[Dataset rows for apps and sites]
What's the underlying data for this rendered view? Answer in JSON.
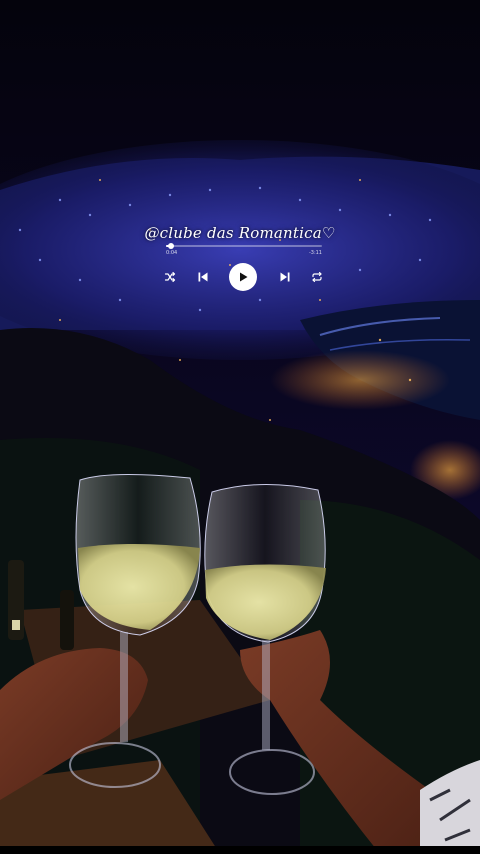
{
  "overlay": {
    "handle": "@clube das Romantica♡",
    "time_elapsed": "0:04",
    "time_remaining": "-3:11",
    "progress": 0.03
  },
  "controls": {
    "shuffle": "shuffle-icon",
    "previous": "skip-previous-icon",
    "play": "play-icon",
    "next": "skip-next-icon",
    "repeat": "repeat-icon"
  },
  "colors": {
    "sky": "#0a0724",
    "city_lights_blue": "#3a46d8",
    "city_lights_warm": "#f0a030",
    "sea": "#0a1030",
    "wine": "#e9e6a0"
  }
}
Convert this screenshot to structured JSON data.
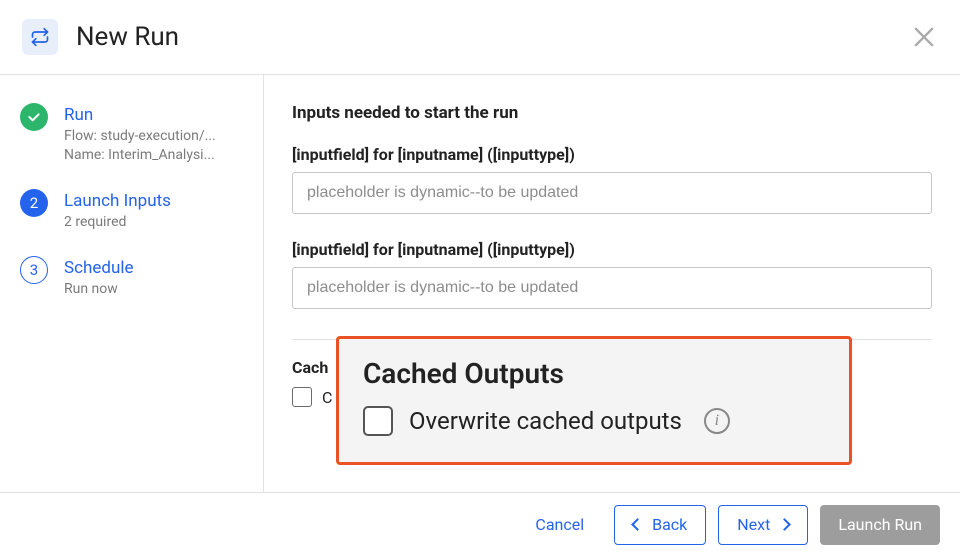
{
  "header": {
    "title": "New Run"
  },
  "sidebar": {
    "steps": [
      {
        "title": "Run",
        "sub1": "Flow: study-execution/...",
        "sub2": "Name: Interim_Analysi..."
      },
      {
        "number": "2",
        "title": "Launch Inputs",
        "sub1": "2 required"
      },
      {
        "number": "3",
        "title": "Schedule",
        "sub1": "Run now"
      }
    ]
  },
  "main": {
    "heading": "Inputs needed to start the run",
    "field1": {
      "label": "[inputfield] for [inputname] ([inputtype])",
      "placeholder": "placeholder is dynamic--to be updated"
    },
    "field2": {
      "label": "[inputfield] for [inputname] ([inputtype])",
      "placeholder": "placeholder is dynamic--to be updated"
    },
    "cached": {
      "section_label_truncated": "Cach",
      "checkbox_label_truncated": "C"
    }
  },
  "callout": {
    "title": "Cached Outputs",
    "checkbox_label": "Overwrite cached outputs"
  },
  "footer": {
    "cancel": "Cancel",
    "back": "Back",
    "next": "Next",
    "launch": "Launch Run"
  }
}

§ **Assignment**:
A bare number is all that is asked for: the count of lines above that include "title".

§ **Answer box**:
5